• _Extracted data_
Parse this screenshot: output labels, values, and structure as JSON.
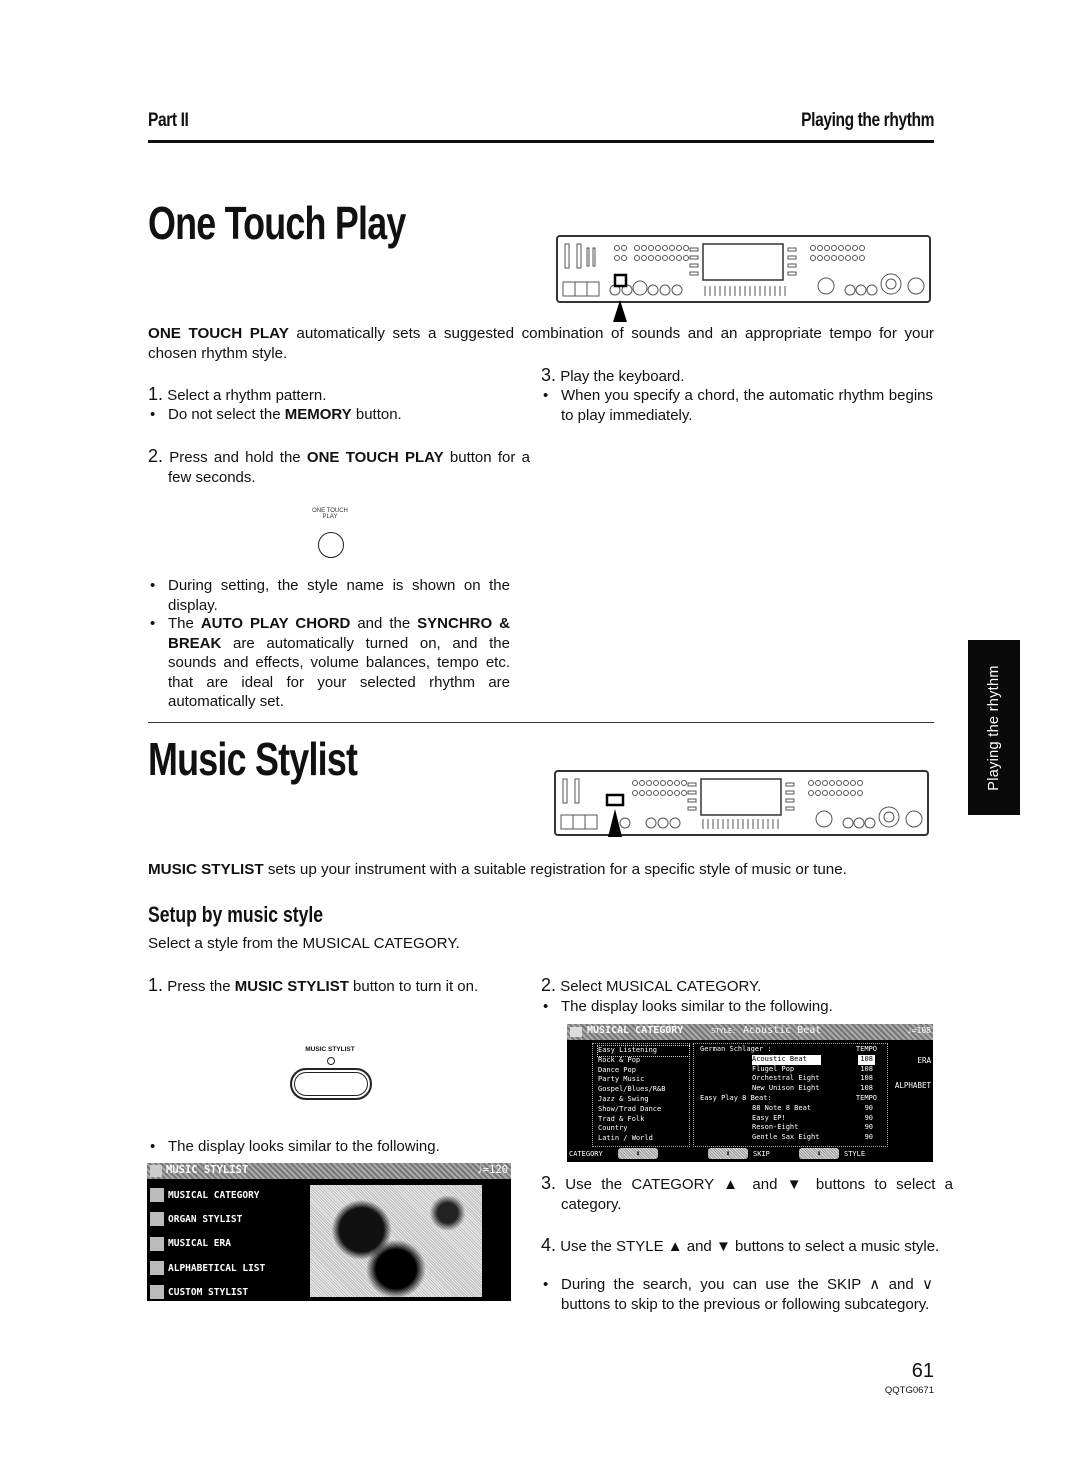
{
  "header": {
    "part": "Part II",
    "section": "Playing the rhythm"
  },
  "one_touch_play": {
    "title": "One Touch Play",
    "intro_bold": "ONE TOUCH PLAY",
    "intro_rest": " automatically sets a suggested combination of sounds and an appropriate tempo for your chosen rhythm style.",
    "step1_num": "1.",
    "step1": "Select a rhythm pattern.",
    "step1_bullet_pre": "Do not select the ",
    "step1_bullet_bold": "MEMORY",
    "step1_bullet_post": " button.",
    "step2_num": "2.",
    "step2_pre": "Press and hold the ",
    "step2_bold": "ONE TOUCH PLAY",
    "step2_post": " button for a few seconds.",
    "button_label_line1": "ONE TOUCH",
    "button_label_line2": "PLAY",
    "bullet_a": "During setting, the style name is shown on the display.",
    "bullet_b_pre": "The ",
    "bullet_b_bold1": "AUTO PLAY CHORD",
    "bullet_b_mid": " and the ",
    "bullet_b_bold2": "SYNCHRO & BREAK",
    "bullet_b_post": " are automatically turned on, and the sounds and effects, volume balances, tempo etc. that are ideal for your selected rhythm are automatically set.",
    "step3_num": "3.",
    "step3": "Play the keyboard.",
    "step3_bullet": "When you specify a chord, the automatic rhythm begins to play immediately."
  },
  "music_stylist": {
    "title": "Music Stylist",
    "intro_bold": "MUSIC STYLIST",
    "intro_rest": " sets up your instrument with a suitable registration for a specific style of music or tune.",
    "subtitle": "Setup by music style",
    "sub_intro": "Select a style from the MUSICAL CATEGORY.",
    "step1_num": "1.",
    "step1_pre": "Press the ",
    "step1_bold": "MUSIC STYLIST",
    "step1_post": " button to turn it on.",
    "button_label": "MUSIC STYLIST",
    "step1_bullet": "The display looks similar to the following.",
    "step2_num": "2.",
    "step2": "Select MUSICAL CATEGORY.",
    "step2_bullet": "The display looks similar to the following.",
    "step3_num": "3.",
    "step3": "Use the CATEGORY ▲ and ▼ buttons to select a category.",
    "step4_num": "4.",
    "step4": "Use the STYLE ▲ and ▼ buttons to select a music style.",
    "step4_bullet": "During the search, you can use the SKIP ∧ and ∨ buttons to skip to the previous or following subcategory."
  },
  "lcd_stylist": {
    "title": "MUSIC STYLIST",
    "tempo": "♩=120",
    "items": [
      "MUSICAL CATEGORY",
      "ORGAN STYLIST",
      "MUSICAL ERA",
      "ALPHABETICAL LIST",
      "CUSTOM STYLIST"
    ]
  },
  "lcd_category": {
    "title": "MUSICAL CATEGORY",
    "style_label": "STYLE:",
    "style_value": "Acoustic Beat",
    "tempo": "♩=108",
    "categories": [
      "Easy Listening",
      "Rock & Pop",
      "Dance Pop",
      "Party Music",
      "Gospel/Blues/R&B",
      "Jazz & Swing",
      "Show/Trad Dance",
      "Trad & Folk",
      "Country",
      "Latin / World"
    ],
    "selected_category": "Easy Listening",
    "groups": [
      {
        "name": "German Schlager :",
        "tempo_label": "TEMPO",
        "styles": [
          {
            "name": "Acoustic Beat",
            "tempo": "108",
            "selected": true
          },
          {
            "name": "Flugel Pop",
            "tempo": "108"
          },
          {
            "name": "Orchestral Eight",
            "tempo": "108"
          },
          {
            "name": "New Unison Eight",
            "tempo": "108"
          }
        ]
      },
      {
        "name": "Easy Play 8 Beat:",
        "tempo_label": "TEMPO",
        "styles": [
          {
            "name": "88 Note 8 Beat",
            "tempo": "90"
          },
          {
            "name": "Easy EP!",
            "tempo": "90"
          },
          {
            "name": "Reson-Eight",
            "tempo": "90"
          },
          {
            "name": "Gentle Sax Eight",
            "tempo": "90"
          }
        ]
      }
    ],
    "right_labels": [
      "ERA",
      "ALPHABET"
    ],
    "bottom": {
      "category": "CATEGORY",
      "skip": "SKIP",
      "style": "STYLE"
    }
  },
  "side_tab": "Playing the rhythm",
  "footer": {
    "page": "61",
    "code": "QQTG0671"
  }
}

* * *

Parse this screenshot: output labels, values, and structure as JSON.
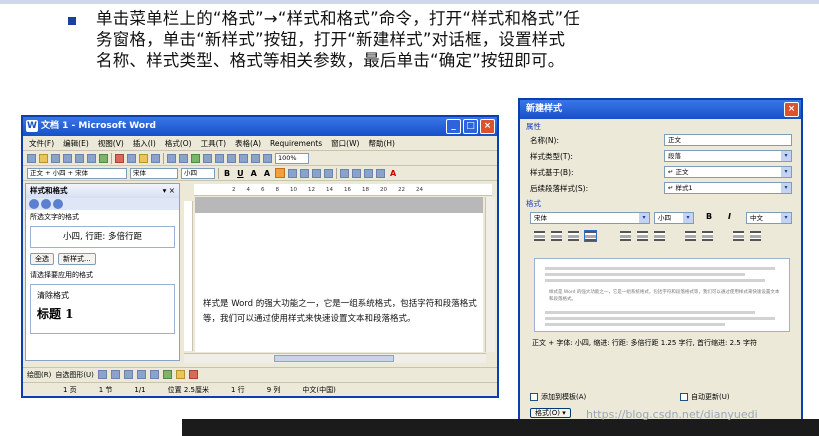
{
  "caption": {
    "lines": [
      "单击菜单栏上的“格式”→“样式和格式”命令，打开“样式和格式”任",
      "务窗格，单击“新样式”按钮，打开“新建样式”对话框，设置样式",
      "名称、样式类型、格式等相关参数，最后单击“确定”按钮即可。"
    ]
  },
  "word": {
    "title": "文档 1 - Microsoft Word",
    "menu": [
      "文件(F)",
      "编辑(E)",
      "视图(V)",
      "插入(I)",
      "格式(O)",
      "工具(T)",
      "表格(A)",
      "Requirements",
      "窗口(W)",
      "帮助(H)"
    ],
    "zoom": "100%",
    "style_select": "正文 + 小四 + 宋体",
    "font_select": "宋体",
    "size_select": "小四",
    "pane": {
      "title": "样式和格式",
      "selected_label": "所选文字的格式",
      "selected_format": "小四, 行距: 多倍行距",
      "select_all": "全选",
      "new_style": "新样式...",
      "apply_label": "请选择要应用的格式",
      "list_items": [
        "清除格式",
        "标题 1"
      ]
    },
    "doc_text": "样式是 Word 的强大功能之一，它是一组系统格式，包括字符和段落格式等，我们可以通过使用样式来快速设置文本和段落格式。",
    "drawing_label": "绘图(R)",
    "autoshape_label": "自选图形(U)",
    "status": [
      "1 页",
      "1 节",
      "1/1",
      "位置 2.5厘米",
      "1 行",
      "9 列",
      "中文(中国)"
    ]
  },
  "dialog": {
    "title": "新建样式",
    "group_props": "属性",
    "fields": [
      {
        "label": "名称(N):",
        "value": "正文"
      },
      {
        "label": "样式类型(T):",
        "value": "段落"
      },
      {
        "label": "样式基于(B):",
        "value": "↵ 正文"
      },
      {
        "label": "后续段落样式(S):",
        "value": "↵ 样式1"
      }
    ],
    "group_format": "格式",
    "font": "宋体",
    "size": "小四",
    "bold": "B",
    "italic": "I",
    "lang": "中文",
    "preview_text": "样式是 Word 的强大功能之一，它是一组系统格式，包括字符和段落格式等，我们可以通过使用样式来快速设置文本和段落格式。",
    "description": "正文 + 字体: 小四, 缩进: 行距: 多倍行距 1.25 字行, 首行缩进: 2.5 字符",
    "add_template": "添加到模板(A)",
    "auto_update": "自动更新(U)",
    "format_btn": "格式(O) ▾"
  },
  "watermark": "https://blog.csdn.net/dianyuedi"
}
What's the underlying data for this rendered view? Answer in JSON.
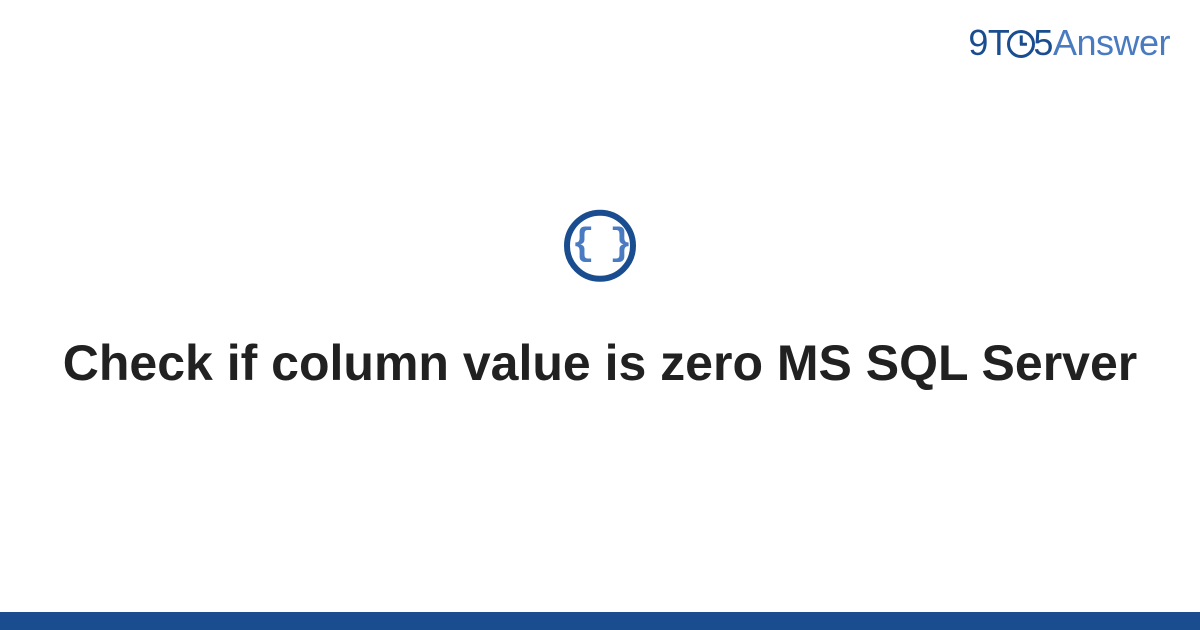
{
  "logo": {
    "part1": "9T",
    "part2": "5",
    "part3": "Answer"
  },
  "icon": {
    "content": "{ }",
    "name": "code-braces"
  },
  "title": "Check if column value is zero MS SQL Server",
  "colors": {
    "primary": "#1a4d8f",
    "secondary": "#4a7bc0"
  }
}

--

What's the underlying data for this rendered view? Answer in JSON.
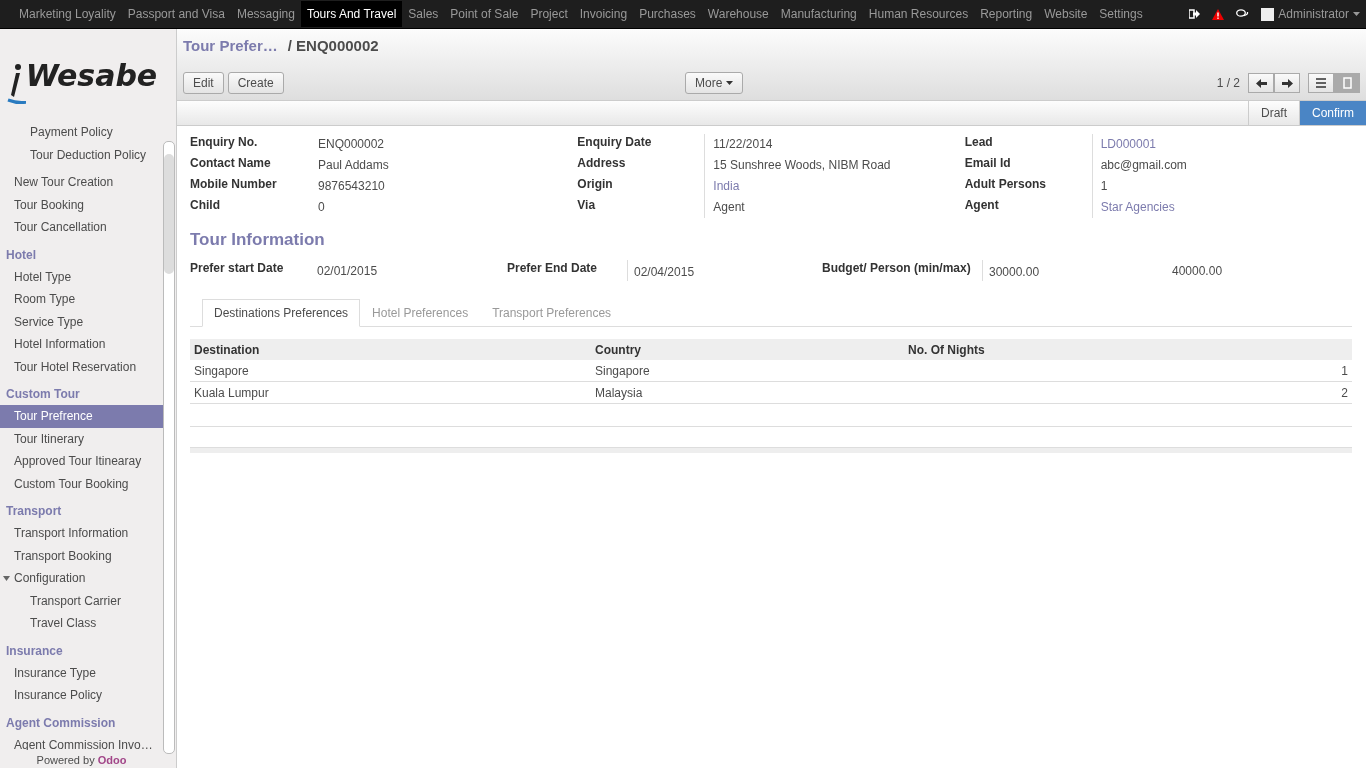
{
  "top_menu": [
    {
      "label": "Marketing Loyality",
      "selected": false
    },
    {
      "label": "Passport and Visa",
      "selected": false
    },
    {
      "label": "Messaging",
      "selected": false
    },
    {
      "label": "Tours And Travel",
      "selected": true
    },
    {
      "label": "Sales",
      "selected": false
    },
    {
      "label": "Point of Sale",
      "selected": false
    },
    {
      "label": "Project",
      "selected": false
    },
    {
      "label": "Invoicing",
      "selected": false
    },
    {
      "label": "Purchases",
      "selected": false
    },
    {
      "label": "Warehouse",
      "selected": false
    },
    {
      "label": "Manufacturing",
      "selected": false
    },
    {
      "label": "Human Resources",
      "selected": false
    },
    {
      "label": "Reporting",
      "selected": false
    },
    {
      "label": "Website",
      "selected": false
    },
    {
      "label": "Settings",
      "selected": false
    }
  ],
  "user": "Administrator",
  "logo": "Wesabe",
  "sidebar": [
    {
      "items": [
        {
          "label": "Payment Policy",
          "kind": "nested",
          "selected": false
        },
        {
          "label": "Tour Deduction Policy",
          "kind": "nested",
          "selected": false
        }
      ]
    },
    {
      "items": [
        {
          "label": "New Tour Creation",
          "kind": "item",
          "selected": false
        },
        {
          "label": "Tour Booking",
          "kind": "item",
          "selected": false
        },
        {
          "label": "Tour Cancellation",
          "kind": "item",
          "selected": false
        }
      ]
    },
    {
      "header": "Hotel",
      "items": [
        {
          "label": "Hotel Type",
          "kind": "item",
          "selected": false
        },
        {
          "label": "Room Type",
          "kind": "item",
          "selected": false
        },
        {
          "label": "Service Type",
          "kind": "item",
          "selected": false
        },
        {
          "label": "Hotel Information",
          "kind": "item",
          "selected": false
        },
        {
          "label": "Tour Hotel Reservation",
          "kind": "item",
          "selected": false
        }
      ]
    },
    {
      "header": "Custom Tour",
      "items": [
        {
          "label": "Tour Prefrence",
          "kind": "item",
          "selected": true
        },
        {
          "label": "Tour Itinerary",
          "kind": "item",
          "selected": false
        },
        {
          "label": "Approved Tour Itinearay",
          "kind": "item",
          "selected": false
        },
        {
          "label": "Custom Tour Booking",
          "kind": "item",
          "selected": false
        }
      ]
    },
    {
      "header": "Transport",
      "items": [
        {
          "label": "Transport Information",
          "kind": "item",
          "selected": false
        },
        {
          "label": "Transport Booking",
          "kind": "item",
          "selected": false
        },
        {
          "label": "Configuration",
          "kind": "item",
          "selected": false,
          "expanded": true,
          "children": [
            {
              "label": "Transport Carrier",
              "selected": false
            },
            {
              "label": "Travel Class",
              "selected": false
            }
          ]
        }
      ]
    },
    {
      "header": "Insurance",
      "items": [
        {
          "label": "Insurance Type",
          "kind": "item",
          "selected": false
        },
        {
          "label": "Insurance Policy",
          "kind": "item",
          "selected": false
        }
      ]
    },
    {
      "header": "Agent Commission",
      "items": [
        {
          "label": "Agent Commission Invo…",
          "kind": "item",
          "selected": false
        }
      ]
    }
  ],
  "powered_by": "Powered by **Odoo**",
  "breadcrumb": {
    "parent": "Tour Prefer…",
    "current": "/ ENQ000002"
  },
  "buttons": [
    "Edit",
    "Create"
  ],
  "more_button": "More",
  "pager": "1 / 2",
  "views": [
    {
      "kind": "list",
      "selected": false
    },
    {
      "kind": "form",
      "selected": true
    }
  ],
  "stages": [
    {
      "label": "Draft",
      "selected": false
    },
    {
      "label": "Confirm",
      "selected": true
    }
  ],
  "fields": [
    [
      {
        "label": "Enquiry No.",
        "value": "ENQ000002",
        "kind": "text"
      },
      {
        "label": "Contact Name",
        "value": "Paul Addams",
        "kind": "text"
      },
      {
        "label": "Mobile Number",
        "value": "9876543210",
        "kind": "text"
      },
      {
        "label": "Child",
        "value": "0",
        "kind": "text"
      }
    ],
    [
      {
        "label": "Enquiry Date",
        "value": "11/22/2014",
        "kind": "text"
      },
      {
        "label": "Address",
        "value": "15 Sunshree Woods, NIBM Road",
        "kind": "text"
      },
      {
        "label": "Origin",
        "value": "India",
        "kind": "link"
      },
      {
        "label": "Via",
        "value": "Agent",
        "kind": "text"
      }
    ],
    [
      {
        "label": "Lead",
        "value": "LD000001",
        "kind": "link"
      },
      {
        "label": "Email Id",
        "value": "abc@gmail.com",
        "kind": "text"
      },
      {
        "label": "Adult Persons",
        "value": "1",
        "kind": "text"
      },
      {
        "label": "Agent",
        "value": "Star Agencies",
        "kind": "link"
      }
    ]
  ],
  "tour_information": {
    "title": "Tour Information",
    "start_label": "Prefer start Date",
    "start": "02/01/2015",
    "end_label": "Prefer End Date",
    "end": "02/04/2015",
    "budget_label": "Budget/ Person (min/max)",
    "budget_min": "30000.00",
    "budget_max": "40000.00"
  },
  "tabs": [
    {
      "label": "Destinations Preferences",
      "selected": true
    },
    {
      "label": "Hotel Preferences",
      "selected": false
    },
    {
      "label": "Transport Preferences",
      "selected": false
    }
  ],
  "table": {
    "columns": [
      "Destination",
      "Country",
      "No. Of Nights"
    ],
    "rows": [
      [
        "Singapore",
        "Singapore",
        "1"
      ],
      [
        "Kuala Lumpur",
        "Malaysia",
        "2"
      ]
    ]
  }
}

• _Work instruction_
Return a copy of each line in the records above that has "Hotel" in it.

• _Written solution_
      "header": "Hotel",
          "label": "Hotel Type",
          "label": "Hotel Information",
          "label": "Tour Hotel Reservation",
      "label": "Hotel Preferences",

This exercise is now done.